Interface dataset entries:
###

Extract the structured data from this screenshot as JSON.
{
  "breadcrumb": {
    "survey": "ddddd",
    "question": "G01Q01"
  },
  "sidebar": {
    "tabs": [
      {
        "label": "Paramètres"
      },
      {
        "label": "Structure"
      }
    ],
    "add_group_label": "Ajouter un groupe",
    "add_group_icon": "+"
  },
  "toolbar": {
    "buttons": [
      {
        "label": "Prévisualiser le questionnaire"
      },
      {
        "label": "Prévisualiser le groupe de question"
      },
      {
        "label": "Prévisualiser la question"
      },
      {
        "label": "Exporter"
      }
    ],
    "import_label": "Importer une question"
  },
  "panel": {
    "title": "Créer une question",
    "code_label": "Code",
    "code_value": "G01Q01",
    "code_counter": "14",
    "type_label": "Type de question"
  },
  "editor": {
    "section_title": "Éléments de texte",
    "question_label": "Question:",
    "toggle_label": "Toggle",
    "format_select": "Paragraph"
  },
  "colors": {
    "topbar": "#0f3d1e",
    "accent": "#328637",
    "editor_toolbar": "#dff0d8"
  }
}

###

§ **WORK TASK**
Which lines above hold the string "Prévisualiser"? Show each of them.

§ **ANSWER BELOW**
        "label": "Prévisualiser le questionnaire"
        "label": "Prévisualiser le groupe de question"
        "label": "Prévisualiser la question"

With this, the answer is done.